Someday I would like to get my master’s degree but that’s a personal goal (and because I like school). I’m not rushing to spend the money on it because I don’t see it making any difference in my career.

Anonymous says:

I had a similiar experience with my online master’s classes in terms of undedicated students. I think that the value of a graduate degree lies more in what you take away from it (including contacts) than merely having the “M.S.” after your name. I ended up switching schools just to get away from people who used things like “:)” or “lol” in their classroom posts.

Anonymous says:

Did your parents pay for all of your college including your master’s degree as you indicated was their duty on another site?

Anonymous says:

Thanks for your interest (however irrelevant to this conversation). I was actually able to find scholarships for my master’s. So between my parents assistance and my own merit, I was able to emerge from higher education unscathed by debt.

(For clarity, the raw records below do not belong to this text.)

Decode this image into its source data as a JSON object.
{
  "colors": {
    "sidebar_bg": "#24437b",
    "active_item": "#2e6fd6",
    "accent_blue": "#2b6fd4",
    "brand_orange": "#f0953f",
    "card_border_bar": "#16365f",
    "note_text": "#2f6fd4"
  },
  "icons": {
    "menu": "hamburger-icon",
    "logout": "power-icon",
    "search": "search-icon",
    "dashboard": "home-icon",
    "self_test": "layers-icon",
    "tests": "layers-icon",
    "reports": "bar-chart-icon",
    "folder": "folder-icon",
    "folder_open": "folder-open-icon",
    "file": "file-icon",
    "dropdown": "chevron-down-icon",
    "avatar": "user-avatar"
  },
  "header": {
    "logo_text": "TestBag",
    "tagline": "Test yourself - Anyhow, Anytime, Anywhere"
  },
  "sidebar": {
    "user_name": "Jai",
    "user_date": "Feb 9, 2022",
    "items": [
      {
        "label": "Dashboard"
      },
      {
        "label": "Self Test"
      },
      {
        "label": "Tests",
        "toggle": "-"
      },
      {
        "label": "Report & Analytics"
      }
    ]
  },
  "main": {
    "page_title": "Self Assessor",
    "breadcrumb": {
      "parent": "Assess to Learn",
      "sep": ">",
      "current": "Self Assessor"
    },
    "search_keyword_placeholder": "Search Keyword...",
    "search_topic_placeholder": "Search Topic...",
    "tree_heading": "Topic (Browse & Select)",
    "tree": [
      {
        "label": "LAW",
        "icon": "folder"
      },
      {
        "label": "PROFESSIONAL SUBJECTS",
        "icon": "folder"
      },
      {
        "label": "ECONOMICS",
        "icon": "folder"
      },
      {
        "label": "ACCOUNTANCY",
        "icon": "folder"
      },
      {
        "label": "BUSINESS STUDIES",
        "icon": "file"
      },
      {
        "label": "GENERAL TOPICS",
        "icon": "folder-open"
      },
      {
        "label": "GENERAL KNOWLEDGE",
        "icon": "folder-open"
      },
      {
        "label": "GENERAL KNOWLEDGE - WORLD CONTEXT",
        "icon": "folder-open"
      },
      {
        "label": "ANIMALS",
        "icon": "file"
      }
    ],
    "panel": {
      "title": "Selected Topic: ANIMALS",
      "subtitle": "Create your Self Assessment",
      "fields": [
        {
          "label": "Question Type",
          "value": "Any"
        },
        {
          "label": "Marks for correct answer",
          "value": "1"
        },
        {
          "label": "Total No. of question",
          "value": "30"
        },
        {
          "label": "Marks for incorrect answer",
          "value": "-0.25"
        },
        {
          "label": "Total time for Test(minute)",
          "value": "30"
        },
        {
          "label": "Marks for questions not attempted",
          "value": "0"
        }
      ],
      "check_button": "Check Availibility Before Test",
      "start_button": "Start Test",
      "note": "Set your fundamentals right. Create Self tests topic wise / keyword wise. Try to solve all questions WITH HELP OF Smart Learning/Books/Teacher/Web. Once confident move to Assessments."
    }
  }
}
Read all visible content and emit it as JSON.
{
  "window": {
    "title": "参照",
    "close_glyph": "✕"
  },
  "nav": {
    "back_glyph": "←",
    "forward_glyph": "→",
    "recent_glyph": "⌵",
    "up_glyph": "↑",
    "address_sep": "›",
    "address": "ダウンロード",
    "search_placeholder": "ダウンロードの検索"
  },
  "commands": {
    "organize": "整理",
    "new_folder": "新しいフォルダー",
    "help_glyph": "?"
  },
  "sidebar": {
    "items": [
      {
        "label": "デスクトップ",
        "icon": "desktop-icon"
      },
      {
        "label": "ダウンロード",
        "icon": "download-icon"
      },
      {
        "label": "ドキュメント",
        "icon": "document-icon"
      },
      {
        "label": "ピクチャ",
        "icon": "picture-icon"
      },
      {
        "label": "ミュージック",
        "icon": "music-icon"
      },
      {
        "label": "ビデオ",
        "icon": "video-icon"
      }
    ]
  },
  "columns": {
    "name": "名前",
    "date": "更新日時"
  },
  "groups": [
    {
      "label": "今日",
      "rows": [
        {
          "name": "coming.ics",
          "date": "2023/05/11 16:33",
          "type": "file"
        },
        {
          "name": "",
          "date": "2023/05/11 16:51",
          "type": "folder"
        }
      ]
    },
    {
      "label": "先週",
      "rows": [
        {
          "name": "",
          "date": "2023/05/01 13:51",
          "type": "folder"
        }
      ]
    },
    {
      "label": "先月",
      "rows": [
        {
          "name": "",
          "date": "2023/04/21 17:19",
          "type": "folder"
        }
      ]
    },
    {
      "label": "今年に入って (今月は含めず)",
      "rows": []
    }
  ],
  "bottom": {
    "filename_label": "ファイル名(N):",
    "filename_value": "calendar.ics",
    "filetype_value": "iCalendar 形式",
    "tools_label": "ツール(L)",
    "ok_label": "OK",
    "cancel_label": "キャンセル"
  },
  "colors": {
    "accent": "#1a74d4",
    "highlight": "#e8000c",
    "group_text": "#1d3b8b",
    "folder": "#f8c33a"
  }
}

Anonymous says:

Related to “prestige” is networking. One of the big advantages of an Ivy League or other top-caliber degree isn’t just being able to boast you went to Harvard, it’s the connections you make while you’re there and the job placement services they have. Smaller and less prestigious schools can’t match it.

I would love to hear more about whether an online degree actually has added anything to your income potential. I don’t doubt that you (and others in an online degree program) actually learned something, but did it make any difference when applying for a job, etc.?

Anonymous says:

I’m thinking about perusing a master degree sometime in the near future, just because I love to learn and want to be challenged more. The added benefits of having a higher education stop there for me.

Anonymous says:

I am considering getting a graduate degree some day for two reasons. 1) I enjoyed classes in college (for the most part.) 2) My wife has a master’s degree, and a marriage should be between equals, right? That said, there is no financial justification for such a degree in my field. So I might not get around to it until I am retired or nearly so.

A friend quit a mediocre job (working at a collection agency with her bachelor’s degree in economics or something like that) to pursue her MBA. She finished the MBA a couple years ago, but hasn’t been able to find a job since then.

Anonymous says:

I received my master’s in financial planning in December of 2008. Well, today I am not in that field. You could call it bad timing (market decline) or limiting myself to one area, but I just couldn’t find a job in the area.

In my current job working for the Department of the Treasury, the master’s degree qualified me for higher pay which was nice, but I don’t think it officially “paid” for my degree. Maybe it will pay for itself in the future but as of now, no.

Anonymous says:

As a person that works in higher education, I see a lot of value in extending your education beyond the undergraduate level. However, I think the value factor is not necessarily representative in your salary or career ambitions. I think the value is found in making you a better, well-rounded, educated person that successfully contributes to whatever project or opportunity crosses your path.

All that being said, I am still contemplating my own MBA but for now I would much rather spend my free time on personal projects and with the family. Sooner or later, my MBA aspirations will win out though.

Anonymous says:

Probably not worthless but worth less (than people expect).